In his overview, Gapper presents a condensed version of the debate between Wikipedia's founders, Jimmy Wales and Sanger, over the weight, or lack thereof, given to academics editing in their field of expertise. (Kuro5hin founder Rusty Foster's observation on this debate: "Public bickering is the lifeblood of internet-based projects.")
In essence, Gapper assumes the argument of Sanger and others, that Wikipedia does in fact need to "bridge the gap" with the traditional world of academic expertise and peer review. At the same time, he comments on the trickiness of doing this without losing the productive nature of the Wikipedia community.
Gapper also notes that in spite of the Neutral point of view policy, Wikipedia does have biases in its material resulting from the views of its "core group". His example is the McDonald's article, which he says "devotes a lot of space to criticisms by environmental and social activists but says little about how the company originally succeeded." (While there has been renewed activity on the article since Gapper's comment was first published on the web, his point hasn't really been addressed yet.)
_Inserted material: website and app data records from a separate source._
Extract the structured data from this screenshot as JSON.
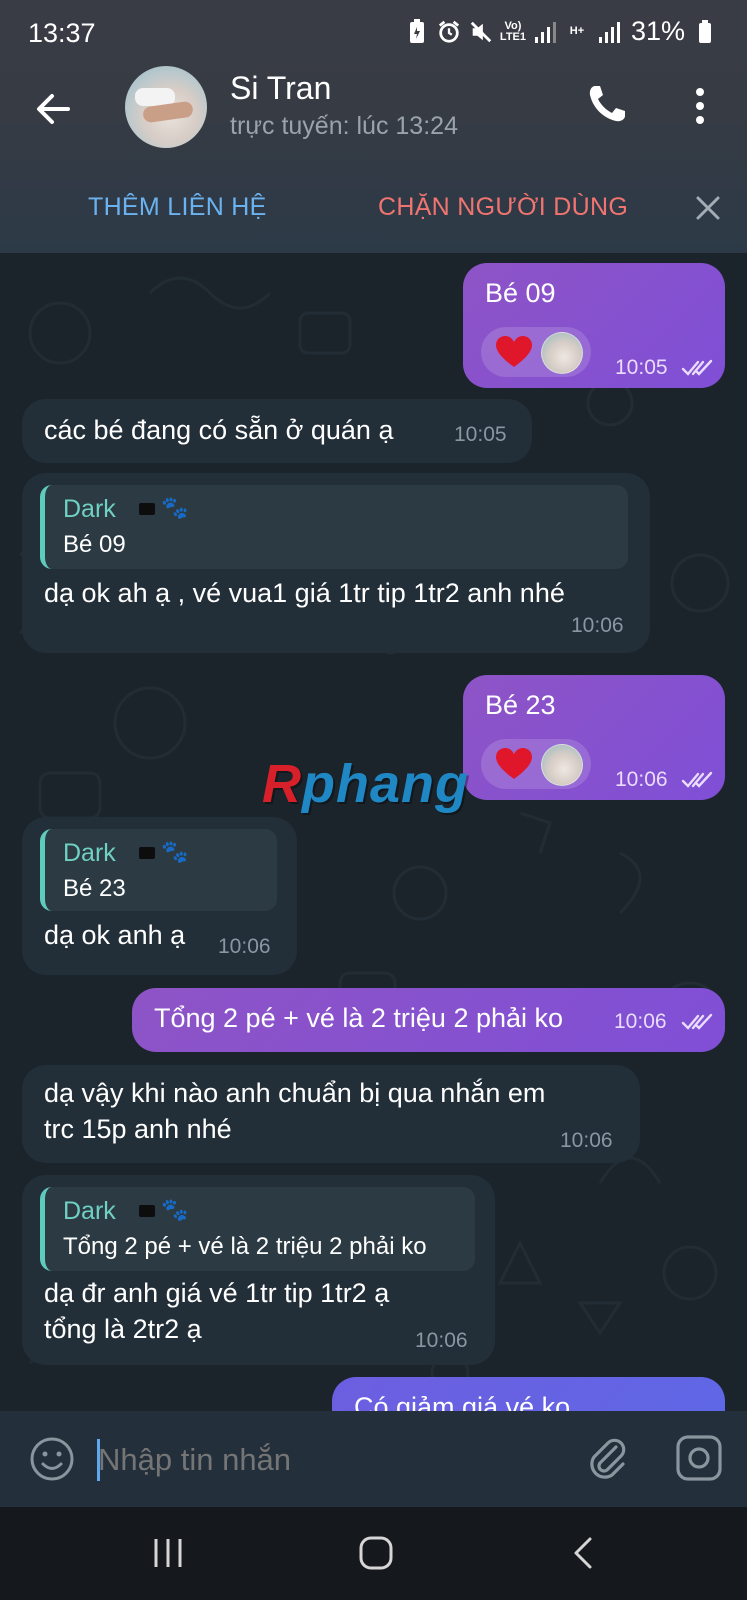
{
  "status_bar": {
    "time": "13:37",
    "net_top": "Vo)",
    "net_bottom": "LTE1",
    "net2": "H+",
    "battery": "31%"
  },
  "header": {
    "name": "Si Tran",
    "status": "trực tuyến: lúc 13:24"
  },
  "action_bar": {
    "add_contact": "THÊM LIÊN HỆ",
    "block_user": "CHẶN NGƯỜI DÙNG"
  },
  "messages": [
    {
      "dir": "out",
      "text": "Bé 09",
      "time": "10:05",
      "reaction": "heart"
    },
    {
      "dir": "in",
      "text": "các bé đang có sẵn ở quán ạ",
      "time": "10:05"
    },
    {
      "dir": "in",
      "reply_name": "Dark",
      "reply_text": "Bé 09",
      "text": "dạ ok ah ạ , vé vua1 giá 1tr tip 1tr2 anh nhé",
      "time": "10:06"
    },
    {
      "dir": "out",
      "text": "Bé 23",
      "time": "10:06",
      "reaction": "heart"
    },
    {
      "dir": "in",
      "reply_name": "Dark",
      "reply_text": "Bé 23",
      "text": "dạ ok anh ạ",
      "time": "10:06"
    },
    {
      "dir": "out",
      "text": "Tổng 2 pé + vé là 2 triệu 2 phải ko",
      "time": "10:06"
    },
    {
      "dir": "in",
      "text_lines": [
        "dạ vậy khi nào anh chuẩn bị qua nhắn em",
        "trc 15p anh nhé"
      ],
      "time": "10:06"
    },
    {
      "dir": "in",
      "reply_name": "Dark",
      "reply_text": "Tổng 2 pé + vé là 2 triệu 2 phải ko",
      "text_lines": [
        "dạ đr anh giá vé 1tr tip 1tr2 ạ",
        "tổng là 2tr2 ạ"
      ],
      "time": "10:06"
    },
    {
      "dir": "out",
      "text": "Có giảm giá vé ko",
      "time": ""
    }
  ],
  "watermark": {
    "first": "R",
    "rest": "phang"
  },
  "input": {
    "placeholder": "Nhập tin nhắn"
  },
  "colors": {
    "outgoing": "#8e54c6",
    "incoming": "#222e38",
    "accent": "#6fd0c3",
    "block": "#f07470",
    "add": "#6bb3f0"
  },
  "icons": [
    "back-arrow-icon",
    "phone-icon",
    "more-vertical-icon",
    "close-icon",
    "heart-icon",
    "double-check-icon",
    "emoji-icon",
    "paperclip-icon",
    "camera-icon",
    "recent-apps-icon",
    "home-icon",
    "back-nav-icon"
  ]
}
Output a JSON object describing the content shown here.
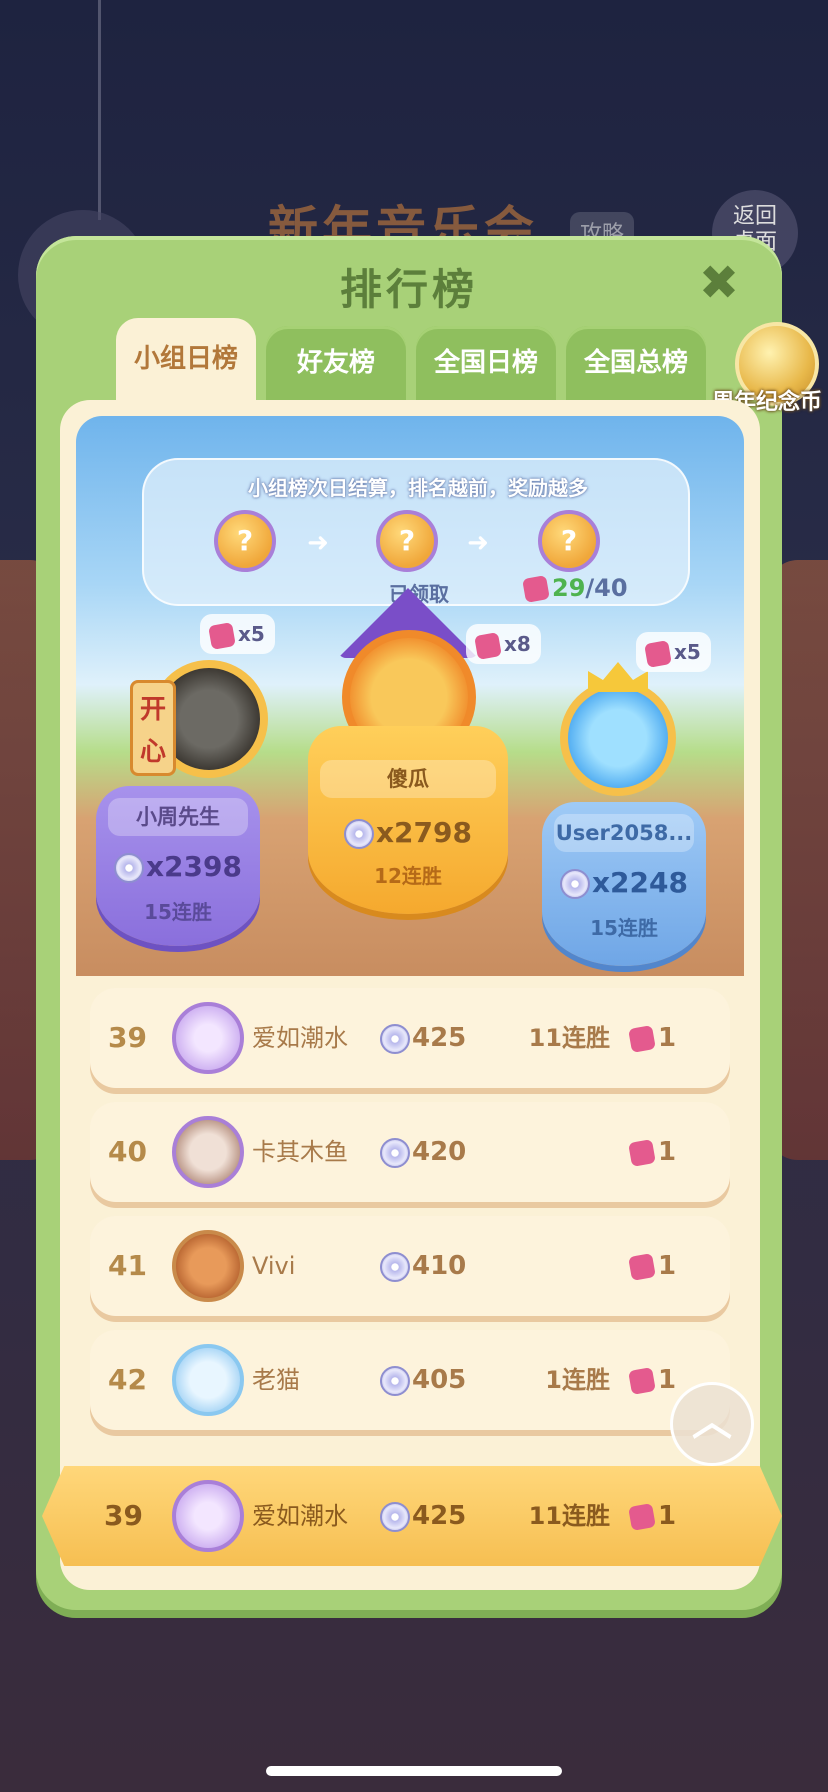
{
  "background": {
    "event_title": "新年音乐会",
    "event_tag": "攻略",
    "back_button": "返回\n桌面"
  },
  "modal": {
    "title": "排行榜",
    "close_icon": "close-icon",
    "tabs": [
      {
        "label": "小组日榜",
        "active": true
      },
      {
        "label": "好友榜",
        "active": false
      },
      {
        "label": "全国日榜",
        "active": false
      },
      {
        "label": "全国总榜",
        "active": false
      }
    ],
    "coin_badge_label": "周年纪念币"
  },
  "info": {
    "text": "小组榜次日结算，排名越前，奖励越多",
    "claimed_label": "已领取",
    "progress_current": "29",
    "progress_total": "/40"
  },
  "podium": [
    {
      "rank": 2,
      "name": "小周先生",
      "score": "x2398",
      "streak": "15连胜",
      "reward": "x5",
      "tag": "开心"
    },
    {
      "rank": 1,
      "name": "傻瓜",
      "score": "x2798",
      "streak": "12连胜",
      "reward": "x8"
    },
    {
      "rank": 3,
      "name": "User2058...",
      "score": "x2248",
      "streak": "15连胜",
      "reward": "x5"
    }
  ],
  "rows": [
    {
      "rank": "39",
      "name": "爱如潮水",
      "score": "425",
      "streak": "11连胜",
      "fragments": "1",
      "avatar": "cat-guitar"
    },
    {
      "rank": "40",
      "name": "卡其木鱼",
      "score": "420",
      "streak": "",
      "fragments": "1",
      "avatar": "photo"
    },
    {
      "rank": "41",
      "name": "Vivi",
      "score": "410",
      "streak": "",
      "fragments": "1",
      "avatar": "bear"
    },
    {
      "rank": "42",
      "name": "老猫",
      "score": "405",
      "streak": "1连胜",
      "fragments": "1",
      "avatar": "blue"
    }
  ],
  "self_row": {
    "rank": "39",
    "name": "爱如潮水",
    "score": "425",
    "streak": "11连胜",
    "fragments": "1"
  },
  "colors": {
    "modal_green": "#a8d178",
    "panel_cream": "#fbf1d6",
    "gold": "#f6bf52",
    "purple": "#8a6fdc",
    "blue": "#6fa6e6"
  }
}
Still, Gapper concludes that Wikipedia is "surprisingly good", and says that if used carefully, "it provides a lot of information on a wide variety of topics." If the Wikipedia community is able to compromise with academia, he suggests, it could seriously threaten the future of existing published reference works.
Naughton, while he does not mention Sanger or Wales directly (perhaps preferring not to undermine his portrayal of Wikipedia in terms focusing on group dynamics), does discuss the article by former Encyclopædia Britannica editor Robert McHenry that was probably the most extensive published critique of Wikipedia before Sanger's article. Naughton also quotes directly from comments by Clay Shirky (see below) that were written specifically in response to the Sanger article.
In addition to analyzing the overall debate over the merits of Wikipedia, Naughton can be seen tracing some of Wikipedia's recent press coverage elsewhere. Besides the McHenry article and other previously published quotes from Britannica editors, he mentions the debates over and protection of the George W. Bush article, discussed in several media outlets, and also recaps his own initial article about Wikipedia. He also mentions "a well-known crackpot" writing an article about himself, apparently referring to Sollog.
Naughton consistently evaluates Wikipedia's product as being of good quality, calling even these disputed articles "informative" and "admirably detached". Dismissing the critiques of Wikipedia as having a "whiff of hysteria", he sums up Wikipedia as "an exceedingly useful online reference work often consulted by this columnist and countless others."
On the Many-to-Many blog Archived 2005-12-20 at the Wayback Machine, NYU professor Clay Shirky gave an initial response last Monday to the Sanger article after the news reached Slashdot. While conceding that Sanger was partially right in his criticisms, Shirky said Wikipedia was being given "too little credit" for its efforts in dealing with the problems Sanger complained about. He also argued that while Wikipedia resembles a traditional encyclopedia, its critics fail to recognize that ultimately it has a different nature, much like an automobile differs from a horseless carriage.
The next day his colleague on that blog, danah boyd, took the other side of the debate. Echoing McHenry's observations about Alexander Hamilton being "edited into mediocrity", boyd suggested the quality of collaborative work was overrated: "Wikipedia appears to be a legitimate authority on a vast array of topics for which only one individual has contributed material."
The debate continued as Shirky and boyd exchanged further responses. Later on, Shirky posted a Wikipedia screenshot containing the output of a script he had written, which showed below the title of the article how many times it had been edited, by how many users, and the dates of the first and most recent edits. He suggested that this would give at least some idea of how trustworthy any given article is, and hoped somebody would implement it as a setting on Wikipedia. Whether that happens, we shall have to wait and see.